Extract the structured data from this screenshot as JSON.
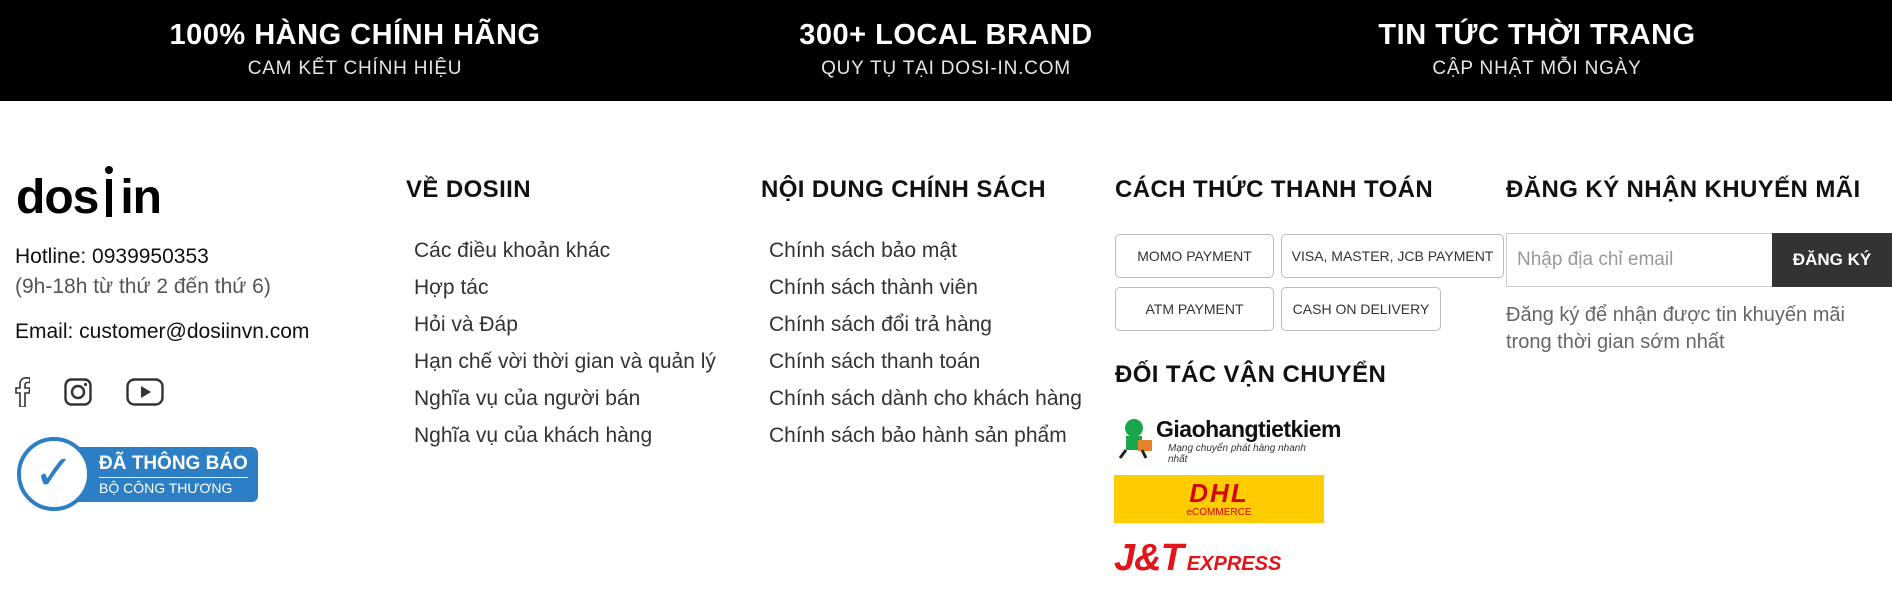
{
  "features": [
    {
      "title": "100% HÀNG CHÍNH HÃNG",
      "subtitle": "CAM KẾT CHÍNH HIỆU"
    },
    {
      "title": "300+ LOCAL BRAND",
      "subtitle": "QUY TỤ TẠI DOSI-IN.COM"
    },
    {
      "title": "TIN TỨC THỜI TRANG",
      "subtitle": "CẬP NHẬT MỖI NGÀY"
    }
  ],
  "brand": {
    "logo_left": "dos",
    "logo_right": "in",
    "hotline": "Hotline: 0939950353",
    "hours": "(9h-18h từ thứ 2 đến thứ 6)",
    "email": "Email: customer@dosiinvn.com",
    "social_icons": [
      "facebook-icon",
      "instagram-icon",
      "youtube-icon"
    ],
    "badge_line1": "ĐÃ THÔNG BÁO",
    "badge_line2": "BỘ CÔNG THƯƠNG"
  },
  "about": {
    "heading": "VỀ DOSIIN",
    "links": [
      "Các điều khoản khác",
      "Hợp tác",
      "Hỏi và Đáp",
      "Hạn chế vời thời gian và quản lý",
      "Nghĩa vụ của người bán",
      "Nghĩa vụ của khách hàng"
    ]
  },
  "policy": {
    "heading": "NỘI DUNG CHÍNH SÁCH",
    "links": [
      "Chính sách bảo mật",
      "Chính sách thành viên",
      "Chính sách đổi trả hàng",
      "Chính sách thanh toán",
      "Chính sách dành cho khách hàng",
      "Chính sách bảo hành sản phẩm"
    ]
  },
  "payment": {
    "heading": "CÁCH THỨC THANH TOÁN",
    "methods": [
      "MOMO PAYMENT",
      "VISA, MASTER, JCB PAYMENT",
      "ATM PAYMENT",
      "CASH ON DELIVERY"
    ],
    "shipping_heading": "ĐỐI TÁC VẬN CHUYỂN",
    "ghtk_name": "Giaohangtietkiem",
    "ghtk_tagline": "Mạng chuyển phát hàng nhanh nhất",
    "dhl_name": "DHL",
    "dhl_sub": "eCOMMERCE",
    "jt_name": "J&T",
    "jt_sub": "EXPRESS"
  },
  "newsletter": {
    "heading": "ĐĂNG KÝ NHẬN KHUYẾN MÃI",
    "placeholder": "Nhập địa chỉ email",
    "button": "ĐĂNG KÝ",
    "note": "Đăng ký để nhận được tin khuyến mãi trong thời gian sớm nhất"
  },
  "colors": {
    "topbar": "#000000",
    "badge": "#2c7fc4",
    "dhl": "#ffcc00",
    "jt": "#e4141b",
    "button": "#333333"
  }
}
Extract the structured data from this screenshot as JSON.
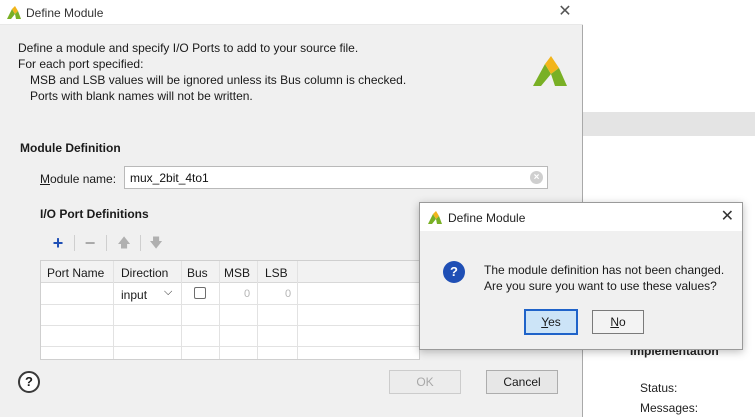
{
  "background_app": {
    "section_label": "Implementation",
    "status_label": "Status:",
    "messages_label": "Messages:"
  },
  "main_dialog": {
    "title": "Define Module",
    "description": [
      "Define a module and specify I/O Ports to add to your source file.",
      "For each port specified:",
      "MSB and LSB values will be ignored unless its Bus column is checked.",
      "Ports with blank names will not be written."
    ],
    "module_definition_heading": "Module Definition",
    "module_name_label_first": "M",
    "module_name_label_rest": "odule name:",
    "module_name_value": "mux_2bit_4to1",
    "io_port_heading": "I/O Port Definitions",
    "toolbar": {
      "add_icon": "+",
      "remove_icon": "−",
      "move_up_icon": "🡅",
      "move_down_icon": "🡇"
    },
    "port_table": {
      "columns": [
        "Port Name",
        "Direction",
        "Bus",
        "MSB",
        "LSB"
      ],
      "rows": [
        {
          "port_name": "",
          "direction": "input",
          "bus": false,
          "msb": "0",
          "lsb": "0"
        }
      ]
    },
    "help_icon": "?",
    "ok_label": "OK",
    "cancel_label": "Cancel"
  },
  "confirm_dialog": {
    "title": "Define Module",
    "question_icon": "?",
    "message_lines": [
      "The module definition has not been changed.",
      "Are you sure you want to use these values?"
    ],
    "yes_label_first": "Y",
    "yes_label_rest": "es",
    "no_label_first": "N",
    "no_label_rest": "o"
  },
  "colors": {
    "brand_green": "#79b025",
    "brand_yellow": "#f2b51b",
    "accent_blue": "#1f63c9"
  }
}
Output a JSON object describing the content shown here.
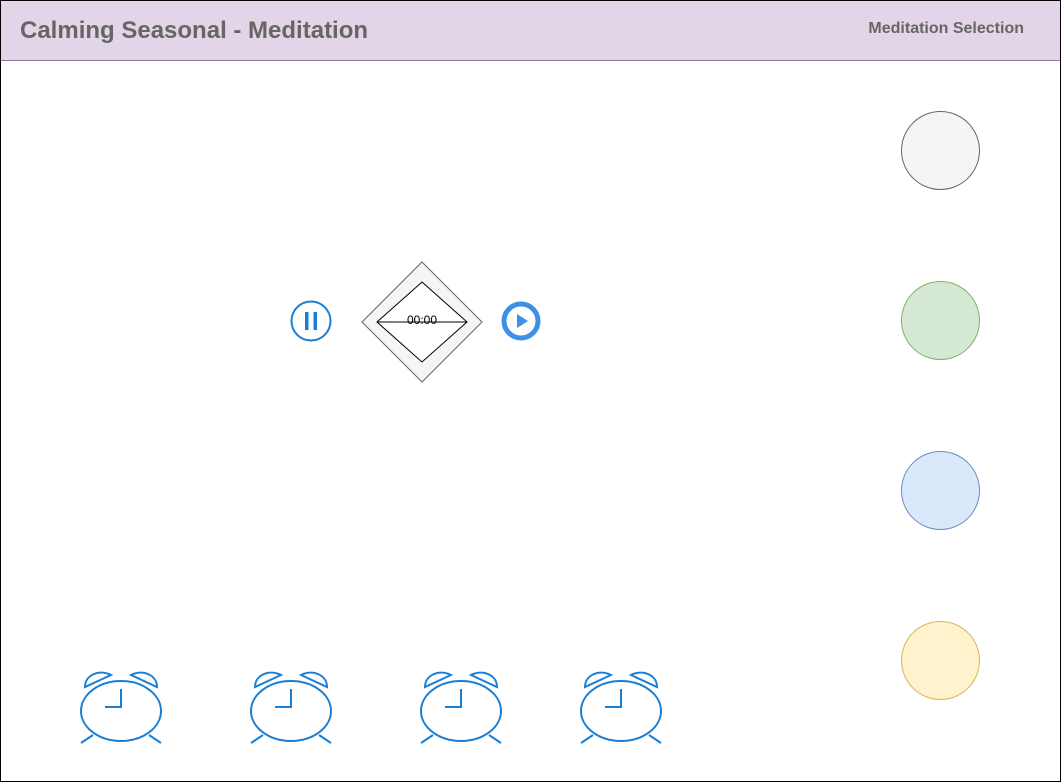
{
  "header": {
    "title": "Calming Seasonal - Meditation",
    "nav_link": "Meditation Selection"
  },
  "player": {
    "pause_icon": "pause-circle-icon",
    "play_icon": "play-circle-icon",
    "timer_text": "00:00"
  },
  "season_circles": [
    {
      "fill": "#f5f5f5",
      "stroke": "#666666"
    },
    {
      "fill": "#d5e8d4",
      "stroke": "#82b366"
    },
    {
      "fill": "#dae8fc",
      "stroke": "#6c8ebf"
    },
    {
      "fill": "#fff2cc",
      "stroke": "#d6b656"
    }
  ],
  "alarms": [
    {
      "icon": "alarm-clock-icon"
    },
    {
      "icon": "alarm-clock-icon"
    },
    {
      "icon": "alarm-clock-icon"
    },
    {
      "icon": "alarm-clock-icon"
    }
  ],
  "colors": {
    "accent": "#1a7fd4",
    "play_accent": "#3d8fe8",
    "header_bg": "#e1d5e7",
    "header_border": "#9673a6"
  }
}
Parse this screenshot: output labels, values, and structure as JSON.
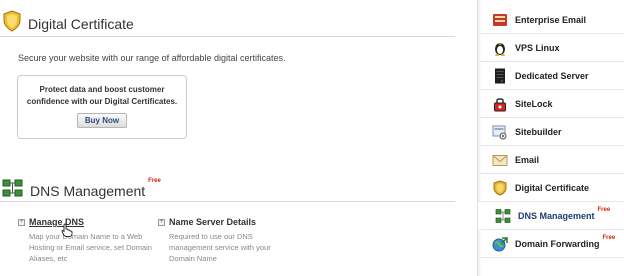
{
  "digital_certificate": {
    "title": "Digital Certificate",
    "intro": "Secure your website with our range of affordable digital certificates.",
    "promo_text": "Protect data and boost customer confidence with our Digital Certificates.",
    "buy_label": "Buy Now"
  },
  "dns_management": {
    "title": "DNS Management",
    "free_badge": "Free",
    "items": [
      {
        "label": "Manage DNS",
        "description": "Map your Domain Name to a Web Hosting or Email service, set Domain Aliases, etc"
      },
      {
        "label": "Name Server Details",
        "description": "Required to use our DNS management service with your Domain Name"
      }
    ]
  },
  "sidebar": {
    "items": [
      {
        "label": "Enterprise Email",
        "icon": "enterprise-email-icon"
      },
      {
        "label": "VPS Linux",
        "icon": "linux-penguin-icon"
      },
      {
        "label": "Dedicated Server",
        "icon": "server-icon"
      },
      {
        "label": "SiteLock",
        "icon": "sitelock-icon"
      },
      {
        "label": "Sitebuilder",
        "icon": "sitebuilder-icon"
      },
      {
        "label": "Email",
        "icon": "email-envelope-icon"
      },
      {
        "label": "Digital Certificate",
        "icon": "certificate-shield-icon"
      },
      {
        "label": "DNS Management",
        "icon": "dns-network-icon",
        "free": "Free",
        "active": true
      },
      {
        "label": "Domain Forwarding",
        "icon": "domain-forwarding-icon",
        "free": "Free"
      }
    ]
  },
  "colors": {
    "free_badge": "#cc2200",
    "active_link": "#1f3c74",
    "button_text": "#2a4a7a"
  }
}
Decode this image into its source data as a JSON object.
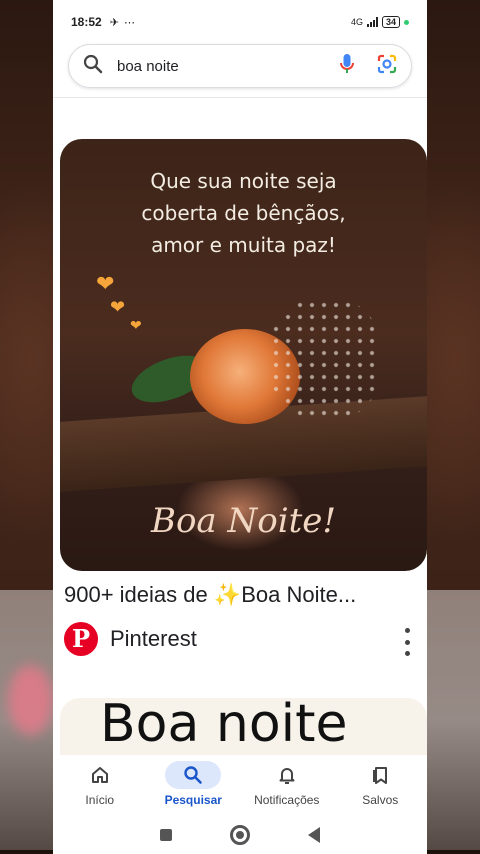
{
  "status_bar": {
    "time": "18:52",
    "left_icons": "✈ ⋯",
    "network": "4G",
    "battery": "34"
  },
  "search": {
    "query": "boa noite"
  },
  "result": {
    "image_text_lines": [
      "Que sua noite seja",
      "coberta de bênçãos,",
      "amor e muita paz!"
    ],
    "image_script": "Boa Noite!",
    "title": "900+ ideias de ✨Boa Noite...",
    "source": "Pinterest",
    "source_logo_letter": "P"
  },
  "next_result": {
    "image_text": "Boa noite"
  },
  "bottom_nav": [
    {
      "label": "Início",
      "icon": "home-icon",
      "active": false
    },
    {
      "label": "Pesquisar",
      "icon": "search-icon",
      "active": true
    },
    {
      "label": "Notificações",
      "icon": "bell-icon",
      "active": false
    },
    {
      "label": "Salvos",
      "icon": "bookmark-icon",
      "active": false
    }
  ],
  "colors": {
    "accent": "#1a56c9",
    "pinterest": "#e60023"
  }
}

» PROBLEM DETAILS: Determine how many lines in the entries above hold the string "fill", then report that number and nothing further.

» RESPONSE FOR THIS EXERCISE: 4